Both 2012 and 2013 have turned out to be great years for NVIDIA. Both from an engineering and a gamer stand point. The Kepler architecture has proven to be the most scalable GPU architecture to date. First, Titan crashed through the Quadro barrier delivering unprecedented CUDA processing for pro desktop users as well as epic frame rates. Next, the GTX 780 answered the call for enthusiasts demanding Titan-like frame rates without the Titan price. It appears NVIDIA has stepped up again with another powerful remix dubbed the GTX 780 Ti. This graphics processor may look like the GTX 780 and Titan, but it’s faster than both and sits right between in pricing. Interesting.
Features and Specifications
A quick browse of the specs show what’s been added to the GTX 780 Ti. Frequencies get a little boost which typically pairs well with the video memory which gets a boost to 7 GHz. If you do the math, that calculates in to 336 GB/s throughput. Visually and theoretically, it should outpace Titan, despite the heavier memory load out on it vs the 3GB on the GTX 780 Ti.
The GTX 780 Ti is still based on the GK114 like the rest of the GTX 7xx series, but with more texture units, CUDA cores, and a higher clock speed, resulting in a higher texture fill rate, over the higher end Titan and its predecessor, the GTX 780. But regardless of the extra enhancements on the core, the GTX 780 Ti still only consumes about 250 Watts at full load. This is just further evidence of NVIDIA’s innovative architectural refining capabilities, resulting in what appears to be a fully enabled GK114 GPU.
Keep in mind that you won’t typically see maximum power draw from just gaming. Even if you utilize a program that appears to operate the card at full load, the consumption has been typically less on both AMD and NVIDIA GPUs.
Price Drops, Game Bundles, and Shield Discounts!
For those who are waiting for prices to come down on the Kepler series (and thanks to pressure from AMD’s recent launches), the addition of the GTX 780 Ti drops the GTX 780 to $499, the GTX 770 drops to $329, and the GTX 760 remains relatively unchanged at around $260 price point. All of which are in US dollars. The Titan still commands a $999 premium if you need the Quadro disguised CUDA processing power. This means that the GTX 780 Ti finds its home at $699, sitting right in between its predecessor and the top end Titan. But as we can see from the specs, except for the memory, the GTX 780 Ti looks like it’s ready to jump all over it.
In terms of promotions for Holiday 2013 (as of the time of this review), any purchases involving the GTX 770/780/780 Ti receive a free copy of Batman: Arkham Origins, Splinter Cell: Blacklist and Assassin’s Creed IV: Black Flag, plus $100 off a SHIELD purchase. That Shield coupon alone makes either of these three cards a bonus.

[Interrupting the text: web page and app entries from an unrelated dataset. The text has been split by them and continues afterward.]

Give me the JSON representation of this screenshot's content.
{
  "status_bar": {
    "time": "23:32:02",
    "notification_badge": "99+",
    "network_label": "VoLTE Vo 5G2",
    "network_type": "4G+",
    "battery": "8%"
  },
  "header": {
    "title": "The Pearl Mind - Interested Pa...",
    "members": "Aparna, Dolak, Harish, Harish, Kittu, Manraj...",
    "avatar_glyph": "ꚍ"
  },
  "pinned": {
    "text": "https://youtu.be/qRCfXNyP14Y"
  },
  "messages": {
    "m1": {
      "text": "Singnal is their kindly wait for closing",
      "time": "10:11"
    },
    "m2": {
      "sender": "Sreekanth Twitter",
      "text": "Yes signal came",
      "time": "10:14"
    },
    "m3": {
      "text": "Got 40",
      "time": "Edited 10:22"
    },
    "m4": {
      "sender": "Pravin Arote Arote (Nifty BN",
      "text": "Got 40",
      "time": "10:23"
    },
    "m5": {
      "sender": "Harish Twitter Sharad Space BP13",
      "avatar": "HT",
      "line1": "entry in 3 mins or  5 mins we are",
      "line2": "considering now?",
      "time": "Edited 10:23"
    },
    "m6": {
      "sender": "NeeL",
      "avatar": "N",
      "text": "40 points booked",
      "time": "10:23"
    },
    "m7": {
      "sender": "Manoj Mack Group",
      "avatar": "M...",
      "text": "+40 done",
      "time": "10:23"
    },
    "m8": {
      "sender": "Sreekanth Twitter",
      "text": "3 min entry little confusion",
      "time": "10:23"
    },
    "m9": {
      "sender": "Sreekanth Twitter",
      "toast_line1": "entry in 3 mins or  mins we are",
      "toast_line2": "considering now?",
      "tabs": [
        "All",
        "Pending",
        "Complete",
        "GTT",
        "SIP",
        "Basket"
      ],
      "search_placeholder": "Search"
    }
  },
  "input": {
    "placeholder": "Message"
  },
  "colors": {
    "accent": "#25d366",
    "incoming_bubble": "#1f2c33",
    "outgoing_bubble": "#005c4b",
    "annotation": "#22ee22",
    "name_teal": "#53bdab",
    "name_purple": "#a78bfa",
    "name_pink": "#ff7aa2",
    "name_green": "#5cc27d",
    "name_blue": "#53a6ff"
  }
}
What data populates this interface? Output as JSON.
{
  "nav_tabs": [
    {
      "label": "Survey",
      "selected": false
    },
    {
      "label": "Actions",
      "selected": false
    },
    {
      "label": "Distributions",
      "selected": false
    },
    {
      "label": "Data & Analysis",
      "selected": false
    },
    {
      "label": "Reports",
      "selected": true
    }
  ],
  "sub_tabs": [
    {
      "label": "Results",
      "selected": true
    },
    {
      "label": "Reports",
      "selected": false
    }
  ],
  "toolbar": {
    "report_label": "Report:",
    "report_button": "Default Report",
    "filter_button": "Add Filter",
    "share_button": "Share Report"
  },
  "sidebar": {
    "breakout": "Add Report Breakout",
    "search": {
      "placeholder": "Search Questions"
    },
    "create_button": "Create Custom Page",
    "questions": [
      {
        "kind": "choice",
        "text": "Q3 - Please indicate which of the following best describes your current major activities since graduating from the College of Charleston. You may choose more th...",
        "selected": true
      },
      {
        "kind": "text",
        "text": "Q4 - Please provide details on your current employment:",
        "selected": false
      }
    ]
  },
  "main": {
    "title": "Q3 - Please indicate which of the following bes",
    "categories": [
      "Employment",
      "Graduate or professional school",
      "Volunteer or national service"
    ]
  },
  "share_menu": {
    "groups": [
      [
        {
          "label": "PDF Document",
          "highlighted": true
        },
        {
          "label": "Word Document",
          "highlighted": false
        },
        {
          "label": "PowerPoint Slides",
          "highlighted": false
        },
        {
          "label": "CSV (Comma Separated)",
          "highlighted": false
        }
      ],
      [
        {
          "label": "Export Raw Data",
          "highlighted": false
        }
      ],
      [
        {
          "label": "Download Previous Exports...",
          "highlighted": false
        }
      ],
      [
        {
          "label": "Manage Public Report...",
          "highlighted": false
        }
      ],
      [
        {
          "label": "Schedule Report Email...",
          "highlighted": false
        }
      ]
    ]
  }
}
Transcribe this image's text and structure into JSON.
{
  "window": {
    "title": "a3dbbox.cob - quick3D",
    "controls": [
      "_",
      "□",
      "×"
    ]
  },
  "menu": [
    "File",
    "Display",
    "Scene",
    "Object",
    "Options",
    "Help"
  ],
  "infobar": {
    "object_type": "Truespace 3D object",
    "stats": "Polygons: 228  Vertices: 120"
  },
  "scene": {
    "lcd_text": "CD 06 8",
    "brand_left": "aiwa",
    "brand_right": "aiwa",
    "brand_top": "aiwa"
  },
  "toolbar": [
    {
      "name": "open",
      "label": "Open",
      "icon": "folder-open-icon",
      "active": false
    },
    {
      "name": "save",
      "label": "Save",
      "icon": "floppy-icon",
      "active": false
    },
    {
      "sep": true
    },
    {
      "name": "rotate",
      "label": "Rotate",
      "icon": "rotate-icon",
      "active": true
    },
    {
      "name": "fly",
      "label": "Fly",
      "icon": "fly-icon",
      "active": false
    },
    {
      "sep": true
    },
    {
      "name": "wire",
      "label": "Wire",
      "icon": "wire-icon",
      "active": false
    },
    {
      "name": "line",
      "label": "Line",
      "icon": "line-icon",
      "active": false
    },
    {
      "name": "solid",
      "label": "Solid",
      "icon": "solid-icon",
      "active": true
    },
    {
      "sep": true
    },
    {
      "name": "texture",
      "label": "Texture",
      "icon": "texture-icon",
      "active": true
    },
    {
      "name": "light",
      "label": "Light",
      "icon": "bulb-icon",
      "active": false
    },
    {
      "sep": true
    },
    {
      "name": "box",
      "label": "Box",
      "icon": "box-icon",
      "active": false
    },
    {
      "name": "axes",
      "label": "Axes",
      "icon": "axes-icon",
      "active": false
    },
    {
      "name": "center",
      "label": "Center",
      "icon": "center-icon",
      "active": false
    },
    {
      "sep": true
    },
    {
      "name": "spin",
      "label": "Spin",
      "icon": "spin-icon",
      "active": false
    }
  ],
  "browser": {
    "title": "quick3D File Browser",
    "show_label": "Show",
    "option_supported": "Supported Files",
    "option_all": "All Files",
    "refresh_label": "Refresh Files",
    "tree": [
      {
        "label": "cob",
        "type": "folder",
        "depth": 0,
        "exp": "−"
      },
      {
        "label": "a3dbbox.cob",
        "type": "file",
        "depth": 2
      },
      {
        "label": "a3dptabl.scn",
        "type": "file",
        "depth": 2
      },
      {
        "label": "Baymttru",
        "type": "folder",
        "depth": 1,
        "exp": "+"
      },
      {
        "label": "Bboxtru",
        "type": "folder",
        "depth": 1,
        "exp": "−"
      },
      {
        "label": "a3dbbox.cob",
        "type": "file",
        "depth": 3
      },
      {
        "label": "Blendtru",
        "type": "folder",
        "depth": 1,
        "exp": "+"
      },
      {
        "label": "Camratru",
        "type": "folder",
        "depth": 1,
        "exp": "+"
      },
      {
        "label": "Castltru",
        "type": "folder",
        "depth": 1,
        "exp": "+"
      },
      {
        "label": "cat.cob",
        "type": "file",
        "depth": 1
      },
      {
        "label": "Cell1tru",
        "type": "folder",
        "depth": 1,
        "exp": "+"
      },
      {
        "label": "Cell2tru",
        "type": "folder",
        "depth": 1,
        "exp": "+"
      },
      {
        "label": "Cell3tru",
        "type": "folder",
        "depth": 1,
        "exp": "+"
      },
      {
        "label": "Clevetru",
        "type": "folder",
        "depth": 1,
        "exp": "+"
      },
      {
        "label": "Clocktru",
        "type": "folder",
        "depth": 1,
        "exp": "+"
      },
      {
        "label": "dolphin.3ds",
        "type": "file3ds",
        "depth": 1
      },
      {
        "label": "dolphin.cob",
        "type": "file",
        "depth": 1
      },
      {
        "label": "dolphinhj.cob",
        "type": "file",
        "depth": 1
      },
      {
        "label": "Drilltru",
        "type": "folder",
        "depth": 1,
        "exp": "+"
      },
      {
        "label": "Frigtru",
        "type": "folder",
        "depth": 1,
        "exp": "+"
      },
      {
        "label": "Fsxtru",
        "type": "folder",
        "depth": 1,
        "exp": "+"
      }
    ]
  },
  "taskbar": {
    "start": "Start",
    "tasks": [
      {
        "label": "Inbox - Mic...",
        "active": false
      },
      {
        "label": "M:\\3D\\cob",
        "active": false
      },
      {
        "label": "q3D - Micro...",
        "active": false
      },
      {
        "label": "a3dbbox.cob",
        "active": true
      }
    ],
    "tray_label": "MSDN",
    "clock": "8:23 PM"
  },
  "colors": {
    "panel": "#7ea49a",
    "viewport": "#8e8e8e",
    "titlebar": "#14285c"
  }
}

If you’re looking for something more affordable, any purchases of a GTX 760/660 receive Splinter Cell: Blacklist and Assassin’s Creed IV: Black Flag, plus $50 off a SHIELD purchase. It’s not as big a discount on the Shield but still a noticeable dent in the the $299 MSRP Shield price tag.
Clearly, NVIDIA is putting up a very good fight against AMD’s latest products and it’ll be interesting to see how the deals influence people’s spending decisions this holiday. But let’s get back to the GTX 780 Ti.
The GTX 780 Ti Looks the Same As…
Fore the most part, yes, the GTX 780 Ti looks exactly like the GTX 770 and GTX 780. The only discernible difference is that the internal heat sink is black instead of standard metal and the outer casing might be a tad darker shade of silver for that “Titanium” look. Otherwise, everything about the card looks exactly the same as its siblings. While enthusiasts may consider this pretty uneventful, consider that the cost still remains at $699 which would have undoubtedly been higher if the card would have been pimped out a bit more. Besides, the reference card is anything but average or ugly.
If sporty coolers and high speed themes are important, you can count on NVIDIA partners to carry over some of their excellent looking graphics cards with better aftermarket coolers. And hopefully we will be looking at some of the more notable designs in a future review.
Now that we’ve established where the GTX 780 Ti stands on paper, let’s get testing to find out where the performance aspects land using some of the latest game titles that you’ll be looking forward to playing soon.